Thank you, dear one. You are so right. I felt she needed my forgiveness, but found instead that I was also one in need. There is sadness in knowing how much time was wasted in unforgiveness. If my sharing can help one person take that step sooner, it will have been worth telling this story. God bless you.
This is great. As the grandmother of a adopted grandson you have answered some of the questions my daughter-in-law has about her adopted son and his birth mother. It is best that she gave him up for adoption, she was too young also for the responsibility. My prayer is that he will understand that through the years
Thank you, Janette. It’s a difficult decision and I understand now that my birth mother felt it was the best choice for her daughters. I’m sure your daughter-in-law can help your grandson understand that he was chosen, not rejected. God bless you, Grandma!
Thanks for sharing, Ingrid
Thank you, DeVonna. Writing about this has been healing for me.
I don’t even know how to write the emotions I’m feeling deeply, thank you Ingrid for giving me a peek into your life story. Your sweet spirit is a gift to me! Our daughters were abandoned by their birth mother, your words give me much to think about.
Thank you for your gracious comments, Linda. I pray that this story can in some small way bring others to a place of forgiveness.
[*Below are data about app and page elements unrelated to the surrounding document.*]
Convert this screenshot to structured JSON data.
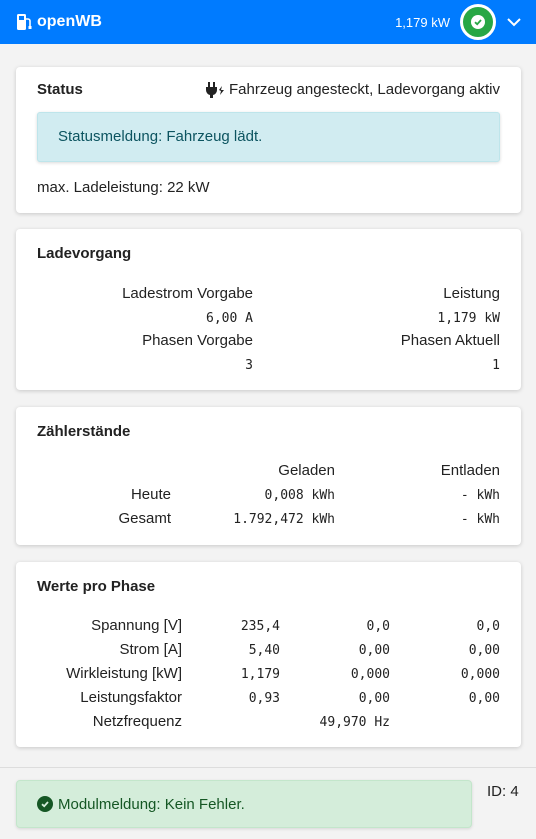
{
  "header": {
    "brand": "openWB",
    "power": "1,179 kW"
  },
  "status_card": {
    "title": "Status",
    "plug_status": "Fahrzeug angesteckt, Ladevorgang aktiv",
    "message": "Statusmeldung: Fahrzeug lädt.",
    "max_power": "max. Ladeleistung: 22 kW"
  },
  "ladevorgang": {
    "title": "Ladevorgang",
    "ladestrom_label": "Ladestrom Vorgabe",
    "ladestrom_value": "6,00 A",
    "leistung_label": "Leistung",
    "leistung_value": "1,179 kW",
    "phasen_vorgabe_label": "Phasen Vorgabe",
    "phasen_vorgabe_value": "3",
    "phasen_aktuell_label": "Phasen Aktuell",
    "phasen_aktuell_value": "1"
  },
  "zaehler": {
    "title": "Zählerstände",
    "col_geladen": "Geladen",
    "col_entladen": "Entladen",
    "rows": [
      {
        "label": "Heute",
        "geladen": "0,008 kWh",
        "entladen": "- kWh"
      },
      {
        "label": "Gesamt",
        "geladen": "1.792,472 kWh",
        "entladen": "- kWh"
      }
    ]
  },
  "phasen": {
    "title": "Werte pro Phase",
    "rows": [
      {
        "label": "Spannung [V]",
        "values": [
          "235,4",
          "0,0",
          "0,0"
        ]
      },
      {
        "label": "Strom [A]",
        "values": [
          "5,40",
          "0,00",
          "0,00"
        ]
      },
      {
        "label": "Wirkleistung [kW]",
        "values": [
          "1,179",
          "0,000",
          "0,000"
        ]
      },
      {
        "label": "Leistungsfaktor",
        "values": [
          "0,93",
          "0,00",
          "0,00"
        ]
      }
    ],
    "frequency_label": "Netzfrequenz",
    "frequency_value": "49,970 Hz"
  },
  "footer": {
    "module_message": "Modulmeldung: Kein Fehler.",
    "id_label": "ID: 4"
  },
  "colors": {
    "header_bg": "#007bff",
    "status_ok": "#28a745",
    "info_bg": "#d1ecf1",
    "success_bg": "#d4edda"
  },
  "icons": [
    "plug-icon",
    "check-circle-icon",
    "chevron-down-icon"
  ]
}
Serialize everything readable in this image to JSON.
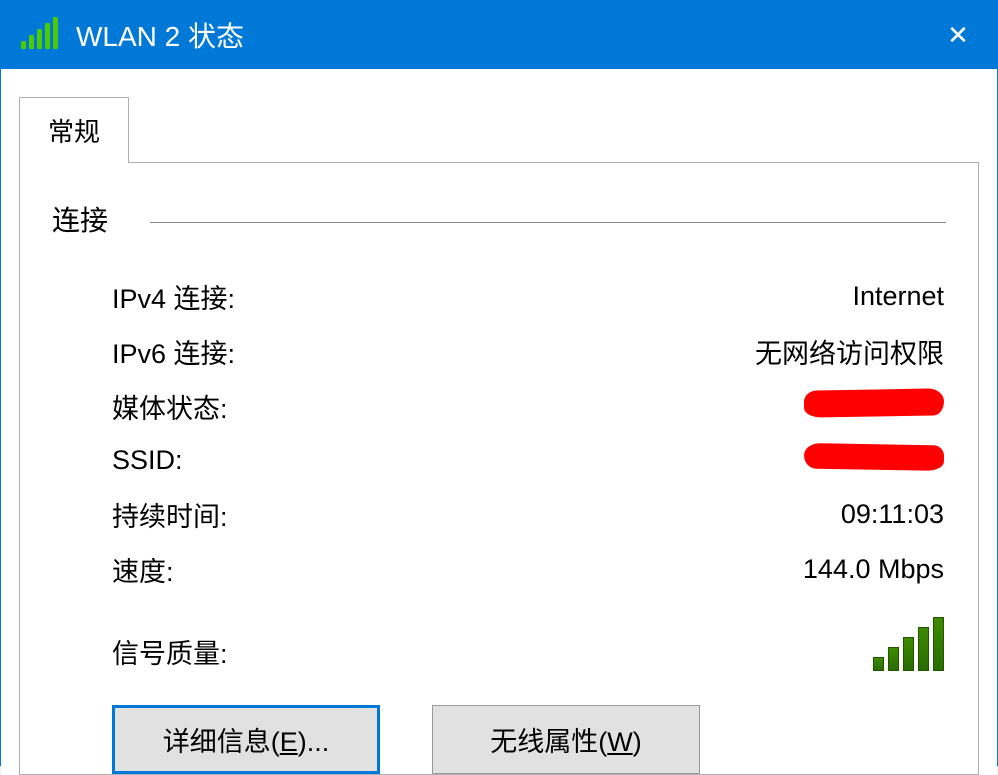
{
  "window": {
    "title": "WLAN 2 状态"
  },
  "tabs": {
    "general": "常规"
  },
  "section": {
    "connection": "连接"
  },
  "rows": {
    "ipv4_label": "IPv4 连接:",
    "ipv4_value": "Internet",
    "ipv6_label": "IPv6 连接:",
    "ipv6_value": "无网络访问权限",
    "media_label": "媒体状态:",
    "ssid_label": "SSID:",
    "duration_label": "持续时间:",
    "duration_value": "09:11:03",
    "speed_label": "速度:",
    "speed_value": "144.0 Mbps",
    "signal_label": "信号质量:"
  },
  "buttons": {
    "details_pre": "详细信息(",
    "details_key": "E",
    "details_post": ")...",
    "wireless_pre": "无线属性(",
    "wireless_key": "W",
    "wireless_post": ")"
  }
}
Ingrid, I have heard so many forgiveness stories—and still I cry at yours. I know how much lies between these lines, how much more life and hurt than can be said in a post—but this is moving, beautiful,a clear illumination of the beyond-this-world gift strength and a widened heart. It’s an honor to be some small part of this healing.